She referred to the heartbreaking funerals of the deceased over the past week, in the US and across Dublin, in Foxrock, Rathgar, Rathfarnham and Rathmichael.

Ireland was “deeply upset by the tragic circumstances of these deaths and by the loss of such young, talented people”, she told the congregation.

“We have been moved to tears by the unspeakable grief of their families and by the testimony of teachers and friends to their qualities,” she said in the homily.

"And we have been filled with pride by the dignity and professionalism of the priests and the people who care for the victims and their families and friends in San Francisco through this crisis."

Ms Jones said that the tragedy connects with tens of thousands who, like she once did, signed up for the J-1 visa programme to travel to the US to work and spend time with friends.

“Every single one of us can relate to the hopes these young people had for themselves, the dream of meeting our potential to the full: the intention of rolling up our sleeves to build our future and to be happy and loved,” she said.

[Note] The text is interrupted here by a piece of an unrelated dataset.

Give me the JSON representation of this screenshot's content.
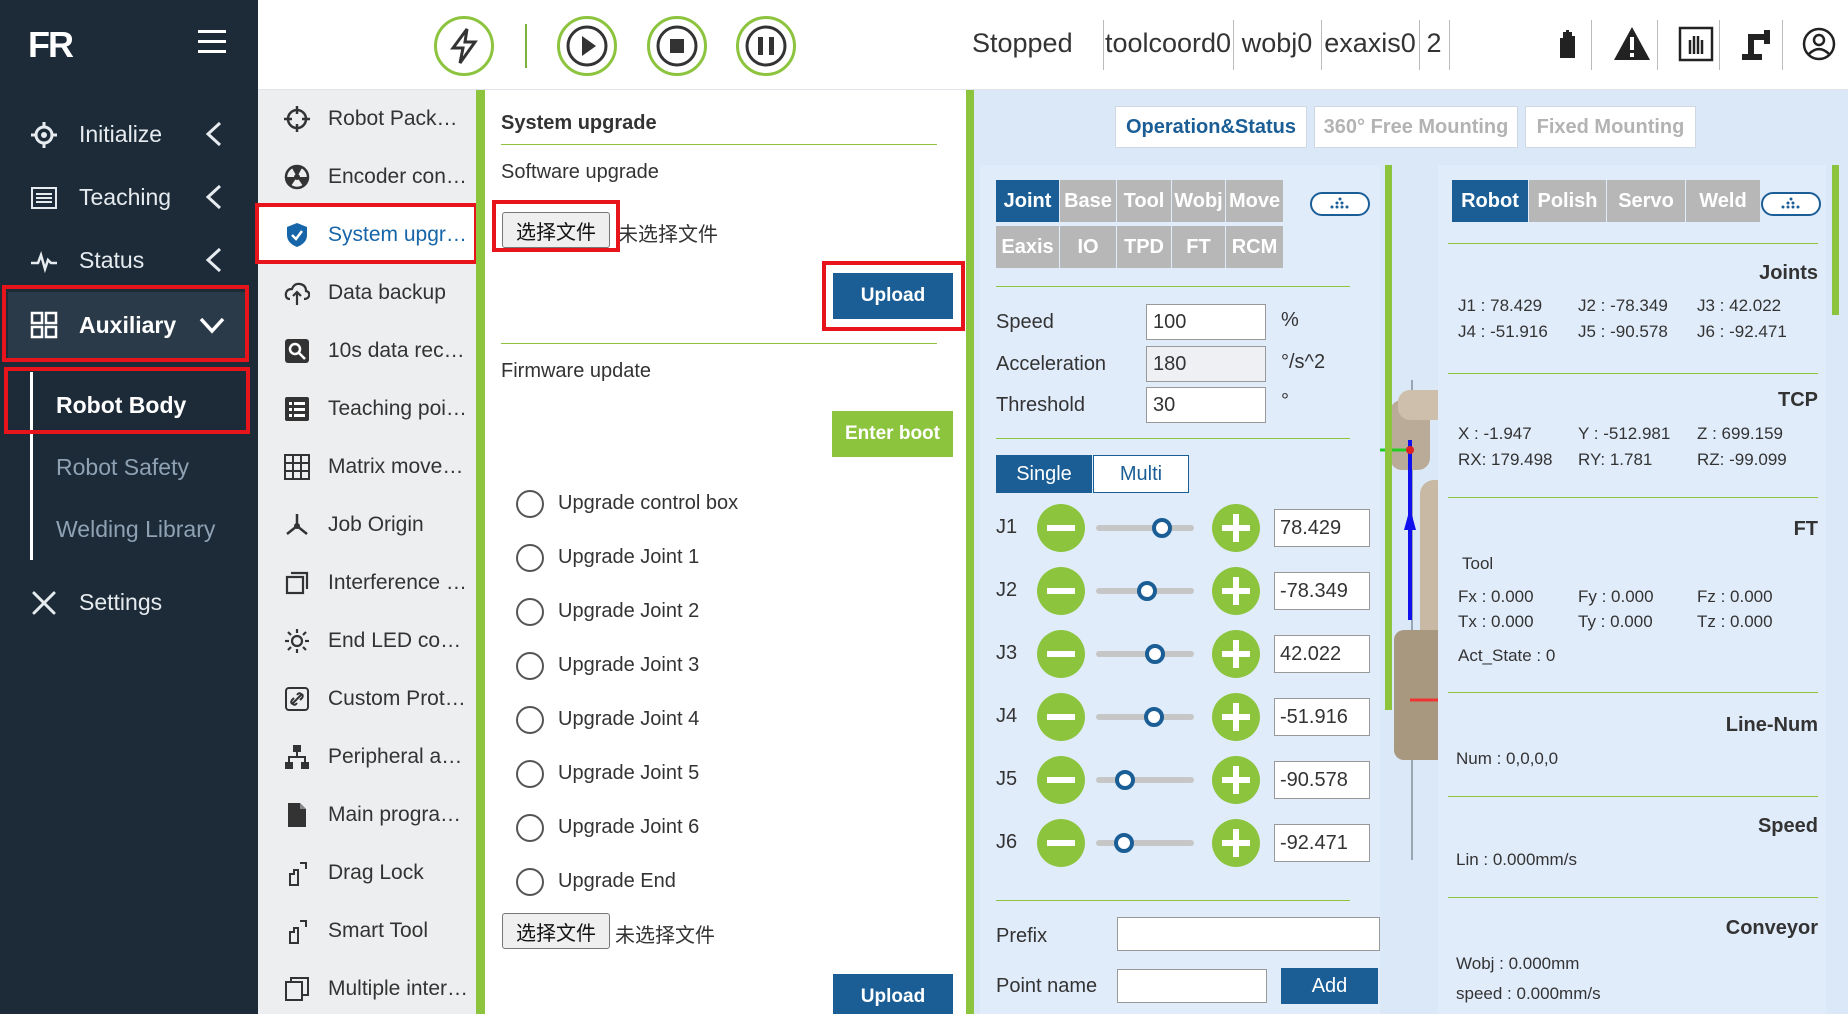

People in Sonoma, Dublin and across the US had gathered to pray for the victims and for healing comfort for their families, paying tribute to the ability of the Irish-American community - “a transatlantic family” - to care and comfort.

“Our community’s reaction to these tragic deaths has revealed our best selves both to ourselves and to the world: our hallmark kindness, our resilience in dealing with loss and adversity,” said Ms Jones.

The six students were enjoying a 21st birthday party in the early hours of June 16th when the balcony they were standing on collapsed.

Seven others were injured in the collapse, a number seriously. Two of the injured have since been discharged from Californian hospitals.

Ms Walsh (21), Mr Schuster (21) and Mr Miller (21) were students at UCD. Mr Culligan (21) studied at Dublin Institute of Technology, Ms Burke (21) at Dun Laoghaire Institute of Art, Design and Technology, and Ms Donohoe (22) at Sonoma State University.

Simon Carswell

Simon Carswell

Simon Carswell is The Irish Times’s Public Affairs Editor and former Washington correspondent